The Amazon’s destruction in everyday color is terrible enough. But a special photographic method reveals the true toll of mining, logging, and other human activities on the world’s largest rainforest.
Artist Richard Mosse used multispectral photography to create large-scale images, which he refers to as “living maps,” that capture the forest in a state of dire decline, one that could lead to irreversible tipping points in just a few decades. They are part of his new Tristes Tropiques exhibition, a body of work that describes the destruction being carried out across what Mosse calls the Amazon’s “arc of fire,” the area of land with the highest number of fires per year in the rainforest. This area is roughly equivalent to the distance between the U.S.’s northern border with Canada and its southern border with Mexico.

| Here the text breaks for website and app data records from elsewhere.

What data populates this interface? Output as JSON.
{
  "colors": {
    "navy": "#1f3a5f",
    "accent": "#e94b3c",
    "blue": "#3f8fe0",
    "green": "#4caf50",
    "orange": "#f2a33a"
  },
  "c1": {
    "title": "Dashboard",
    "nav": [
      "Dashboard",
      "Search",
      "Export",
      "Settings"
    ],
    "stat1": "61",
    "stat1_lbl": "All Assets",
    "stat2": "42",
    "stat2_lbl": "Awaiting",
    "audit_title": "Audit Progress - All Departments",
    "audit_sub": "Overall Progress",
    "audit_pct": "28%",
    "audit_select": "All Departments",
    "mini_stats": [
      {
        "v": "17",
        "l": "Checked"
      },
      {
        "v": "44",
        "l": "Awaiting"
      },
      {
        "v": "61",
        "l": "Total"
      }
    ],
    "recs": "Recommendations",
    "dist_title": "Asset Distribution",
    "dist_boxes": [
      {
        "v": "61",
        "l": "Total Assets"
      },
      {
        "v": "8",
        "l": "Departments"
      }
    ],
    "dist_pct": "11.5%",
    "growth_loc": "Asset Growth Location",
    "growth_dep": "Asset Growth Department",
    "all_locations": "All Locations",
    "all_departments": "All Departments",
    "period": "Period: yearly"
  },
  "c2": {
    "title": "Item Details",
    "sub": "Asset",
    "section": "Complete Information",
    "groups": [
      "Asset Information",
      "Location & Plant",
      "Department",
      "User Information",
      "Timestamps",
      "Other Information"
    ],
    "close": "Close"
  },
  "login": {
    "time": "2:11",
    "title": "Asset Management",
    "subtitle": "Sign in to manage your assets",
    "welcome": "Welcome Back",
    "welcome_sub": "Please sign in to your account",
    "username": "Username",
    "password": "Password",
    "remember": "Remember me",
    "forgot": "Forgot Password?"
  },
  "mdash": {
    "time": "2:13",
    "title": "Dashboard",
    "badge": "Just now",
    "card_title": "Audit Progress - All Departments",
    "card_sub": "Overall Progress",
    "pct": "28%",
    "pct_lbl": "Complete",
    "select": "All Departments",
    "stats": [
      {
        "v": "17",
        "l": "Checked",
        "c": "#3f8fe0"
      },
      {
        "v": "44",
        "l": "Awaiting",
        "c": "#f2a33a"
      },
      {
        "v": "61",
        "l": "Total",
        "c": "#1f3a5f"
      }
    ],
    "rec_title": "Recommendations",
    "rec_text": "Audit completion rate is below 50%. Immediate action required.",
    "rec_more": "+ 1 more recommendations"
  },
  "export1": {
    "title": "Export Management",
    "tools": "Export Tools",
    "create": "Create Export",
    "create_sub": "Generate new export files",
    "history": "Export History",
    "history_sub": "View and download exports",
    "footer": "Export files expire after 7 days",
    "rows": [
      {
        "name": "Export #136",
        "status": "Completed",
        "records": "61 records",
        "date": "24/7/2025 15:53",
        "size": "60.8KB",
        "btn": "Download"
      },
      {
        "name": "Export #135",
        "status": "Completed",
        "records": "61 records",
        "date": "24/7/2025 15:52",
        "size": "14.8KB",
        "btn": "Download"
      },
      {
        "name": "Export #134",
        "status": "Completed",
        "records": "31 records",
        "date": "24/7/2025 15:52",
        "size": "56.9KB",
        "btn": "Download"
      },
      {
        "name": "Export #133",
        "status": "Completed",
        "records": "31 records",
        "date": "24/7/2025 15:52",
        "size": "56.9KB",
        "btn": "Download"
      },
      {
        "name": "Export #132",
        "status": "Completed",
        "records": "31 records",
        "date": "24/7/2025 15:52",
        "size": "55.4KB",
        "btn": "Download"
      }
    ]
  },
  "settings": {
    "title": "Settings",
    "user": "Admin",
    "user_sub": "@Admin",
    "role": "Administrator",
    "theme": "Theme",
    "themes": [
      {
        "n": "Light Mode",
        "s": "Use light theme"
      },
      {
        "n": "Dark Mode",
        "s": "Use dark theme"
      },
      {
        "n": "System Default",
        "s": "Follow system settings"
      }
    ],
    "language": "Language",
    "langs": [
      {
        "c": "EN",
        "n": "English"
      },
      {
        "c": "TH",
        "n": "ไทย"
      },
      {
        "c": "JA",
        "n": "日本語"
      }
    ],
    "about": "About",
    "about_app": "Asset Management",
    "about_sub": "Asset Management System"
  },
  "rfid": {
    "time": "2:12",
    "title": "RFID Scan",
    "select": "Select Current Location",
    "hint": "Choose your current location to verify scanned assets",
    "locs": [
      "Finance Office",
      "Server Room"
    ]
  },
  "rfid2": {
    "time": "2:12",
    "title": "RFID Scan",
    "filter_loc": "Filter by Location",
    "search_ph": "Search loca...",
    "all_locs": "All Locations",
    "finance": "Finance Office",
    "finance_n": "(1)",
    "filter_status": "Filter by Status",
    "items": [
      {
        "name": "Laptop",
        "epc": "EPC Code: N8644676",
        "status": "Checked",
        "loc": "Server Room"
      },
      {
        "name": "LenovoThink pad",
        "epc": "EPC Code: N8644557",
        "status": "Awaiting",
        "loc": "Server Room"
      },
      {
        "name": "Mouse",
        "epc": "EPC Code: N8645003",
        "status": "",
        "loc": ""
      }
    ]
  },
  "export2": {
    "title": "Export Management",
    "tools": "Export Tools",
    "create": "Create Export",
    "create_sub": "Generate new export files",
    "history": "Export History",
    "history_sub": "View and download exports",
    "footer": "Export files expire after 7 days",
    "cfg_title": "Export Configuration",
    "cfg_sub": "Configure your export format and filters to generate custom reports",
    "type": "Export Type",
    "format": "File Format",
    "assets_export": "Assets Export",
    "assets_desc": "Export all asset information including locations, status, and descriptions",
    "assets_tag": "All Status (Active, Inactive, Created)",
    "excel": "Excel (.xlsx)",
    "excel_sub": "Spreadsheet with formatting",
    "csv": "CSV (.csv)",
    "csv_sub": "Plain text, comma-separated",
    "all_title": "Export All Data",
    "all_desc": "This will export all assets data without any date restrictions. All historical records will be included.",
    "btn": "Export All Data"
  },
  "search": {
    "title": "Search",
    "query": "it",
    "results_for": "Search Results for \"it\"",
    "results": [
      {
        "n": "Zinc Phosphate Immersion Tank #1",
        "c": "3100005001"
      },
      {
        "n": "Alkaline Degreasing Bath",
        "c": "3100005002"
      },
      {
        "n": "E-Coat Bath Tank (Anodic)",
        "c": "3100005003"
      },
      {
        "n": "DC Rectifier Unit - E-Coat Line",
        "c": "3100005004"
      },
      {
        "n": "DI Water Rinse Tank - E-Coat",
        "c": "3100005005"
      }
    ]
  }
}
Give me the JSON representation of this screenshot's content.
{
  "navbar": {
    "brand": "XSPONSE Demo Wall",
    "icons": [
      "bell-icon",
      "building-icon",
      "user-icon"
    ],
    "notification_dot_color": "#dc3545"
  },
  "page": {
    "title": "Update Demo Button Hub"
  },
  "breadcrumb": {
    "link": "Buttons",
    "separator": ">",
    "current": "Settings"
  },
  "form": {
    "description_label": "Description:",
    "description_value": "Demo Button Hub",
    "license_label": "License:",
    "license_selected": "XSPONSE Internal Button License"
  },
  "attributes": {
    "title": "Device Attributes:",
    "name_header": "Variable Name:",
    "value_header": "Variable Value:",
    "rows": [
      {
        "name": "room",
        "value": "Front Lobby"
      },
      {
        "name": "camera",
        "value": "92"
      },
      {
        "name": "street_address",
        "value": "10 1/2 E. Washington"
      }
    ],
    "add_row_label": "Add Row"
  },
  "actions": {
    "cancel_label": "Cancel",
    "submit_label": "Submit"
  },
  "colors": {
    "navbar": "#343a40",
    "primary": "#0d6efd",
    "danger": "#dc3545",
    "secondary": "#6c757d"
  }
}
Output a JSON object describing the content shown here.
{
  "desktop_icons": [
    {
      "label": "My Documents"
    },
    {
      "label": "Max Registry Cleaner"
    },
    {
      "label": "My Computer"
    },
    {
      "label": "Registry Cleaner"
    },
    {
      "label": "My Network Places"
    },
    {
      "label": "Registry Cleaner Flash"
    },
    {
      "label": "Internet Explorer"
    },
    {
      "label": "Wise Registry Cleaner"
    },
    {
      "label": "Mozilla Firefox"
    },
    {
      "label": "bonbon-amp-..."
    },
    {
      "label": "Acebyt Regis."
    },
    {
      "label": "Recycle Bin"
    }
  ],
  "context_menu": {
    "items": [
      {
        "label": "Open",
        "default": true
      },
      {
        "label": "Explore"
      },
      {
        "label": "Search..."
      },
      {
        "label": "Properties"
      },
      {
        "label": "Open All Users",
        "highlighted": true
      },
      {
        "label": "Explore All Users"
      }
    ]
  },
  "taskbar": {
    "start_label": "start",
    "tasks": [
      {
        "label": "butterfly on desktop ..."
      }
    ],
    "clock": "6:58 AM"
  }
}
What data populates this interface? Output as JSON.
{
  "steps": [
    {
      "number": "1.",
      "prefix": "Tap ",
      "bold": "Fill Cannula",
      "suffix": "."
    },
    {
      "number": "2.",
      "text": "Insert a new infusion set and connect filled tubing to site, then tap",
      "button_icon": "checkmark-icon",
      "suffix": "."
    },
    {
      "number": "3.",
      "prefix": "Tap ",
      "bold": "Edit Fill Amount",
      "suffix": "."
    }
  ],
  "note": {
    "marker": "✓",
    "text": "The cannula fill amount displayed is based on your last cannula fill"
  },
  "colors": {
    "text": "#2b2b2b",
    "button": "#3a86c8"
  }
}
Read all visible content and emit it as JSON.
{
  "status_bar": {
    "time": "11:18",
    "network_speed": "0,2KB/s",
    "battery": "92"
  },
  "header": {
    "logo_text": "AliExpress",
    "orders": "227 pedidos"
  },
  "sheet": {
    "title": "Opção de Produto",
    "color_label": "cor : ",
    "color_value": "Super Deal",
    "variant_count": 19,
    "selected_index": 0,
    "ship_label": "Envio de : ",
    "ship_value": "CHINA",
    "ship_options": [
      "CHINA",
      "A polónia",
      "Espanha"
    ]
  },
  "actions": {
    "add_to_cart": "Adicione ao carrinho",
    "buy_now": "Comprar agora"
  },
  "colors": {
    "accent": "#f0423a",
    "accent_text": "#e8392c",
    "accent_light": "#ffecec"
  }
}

Mosse’s photos highlight the horrific situation in the Amazon, which is one of the planet’s most important sources of carbon sequestration, capturing and storing billions of tons of carbon dioxide every year. But if we’re not careful, the rainforest could be lost—and with it, one of our best natural allies to protect the Earth’s climate.